- _THE DATA_
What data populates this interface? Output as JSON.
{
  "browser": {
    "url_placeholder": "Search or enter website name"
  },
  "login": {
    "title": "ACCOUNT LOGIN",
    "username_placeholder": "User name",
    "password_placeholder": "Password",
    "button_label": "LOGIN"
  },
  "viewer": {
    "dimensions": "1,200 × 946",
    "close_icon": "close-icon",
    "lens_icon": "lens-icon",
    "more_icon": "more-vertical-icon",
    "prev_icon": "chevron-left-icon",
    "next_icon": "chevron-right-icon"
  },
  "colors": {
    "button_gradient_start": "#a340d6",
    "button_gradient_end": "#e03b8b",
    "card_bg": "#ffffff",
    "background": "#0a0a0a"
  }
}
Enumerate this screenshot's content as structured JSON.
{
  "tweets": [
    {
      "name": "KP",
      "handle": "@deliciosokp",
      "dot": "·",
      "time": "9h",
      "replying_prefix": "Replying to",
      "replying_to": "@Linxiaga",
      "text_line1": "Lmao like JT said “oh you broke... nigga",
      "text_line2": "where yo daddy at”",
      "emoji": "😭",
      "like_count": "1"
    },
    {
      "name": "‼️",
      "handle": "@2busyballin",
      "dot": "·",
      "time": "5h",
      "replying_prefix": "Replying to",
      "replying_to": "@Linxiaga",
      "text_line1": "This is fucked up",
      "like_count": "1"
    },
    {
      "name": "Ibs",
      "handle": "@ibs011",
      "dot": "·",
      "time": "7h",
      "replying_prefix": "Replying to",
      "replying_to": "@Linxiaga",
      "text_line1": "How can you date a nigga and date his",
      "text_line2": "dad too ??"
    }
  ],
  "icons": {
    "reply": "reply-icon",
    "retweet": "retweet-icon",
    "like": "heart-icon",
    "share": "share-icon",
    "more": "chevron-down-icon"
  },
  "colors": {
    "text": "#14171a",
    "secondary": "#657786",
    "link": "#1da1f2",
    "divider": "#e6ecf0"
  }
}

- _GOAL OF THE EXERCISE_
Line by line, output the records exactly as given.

- _OUTPUT FOR THIS EXERCISE_
What data populates this interface? Output as JSON.
{
  "browser": {
    "url_placeholder": "Search or enter website name"
  },
  "login": {
    "title": "ACCOUNT LOGIN",
    "username_placeholder": "User name",
    "password_placeholder": "Password",
    "button_label": "LOGIN"
  },
  "viewer": {
    "dimensions": "1,200 × 946",
    "close_icon": "close-icon",
    "lens_icon": "lens-icon",
    "more_icon": "more-vertical-icon",
    "prev_icon": "chevron-left-icon",
    "next_icon": "chevron-right-icon"
  },
  "colors": {
    "button_gradient_start": "#a340d6",
    "button_gradient_end": "#e03b8b",
    "card_bg": "#ffffff",
    "background": "#0a0a0a"
  }
}
Enumerate this screenshot's content as structured JSON.
{
  "tweets": [
    {
      "name": "KP",
      "handle": "@deliciosokp",
      "dot": "·",
      "time": "9h",
      "replying_prefix": "Replying to",
      "replying_to": "@Linxiaga",
      "text_line1": "Lmao like JT said “oh you broke... nigga",
      "text_line2": "where yo daddy at”",
      "emoji": "😭",
      "like_count": "1"
    },
    {
      "name": "‼️",
      "handle": "@2busyballin",
      "dot": "·",
      "time": "5h",
      "replying_prefix": "Replying to",
      "replying_to": "@Linxiaga",
      "text_line1": "This is fucked up",
      "like_count": "1"
    },
    {
      "name": "Ibs",
      "handle": "@ibs011",
      "dot": "·",
      "time": "7h",
      "replying_prefix": "Replying to",
      "replying_to": "@Linxiaga",
      "text_line1": "How can you date a nigga and date his",
      "text_line2": "dad too ??"
    }
  ],
  "icons": {
    "reply": "reply-icon",
    "retweet": "retweet-icon",
    "like": "heart-icon",
    "share": "share-icon",
    "more": "chevron-down-icon"
  },
  "colors": {
    "text": "#14171a",
    "secondary": "#657786",
    "link": "#1da1f2",
    "divider": "#e6ecf0"
  }
}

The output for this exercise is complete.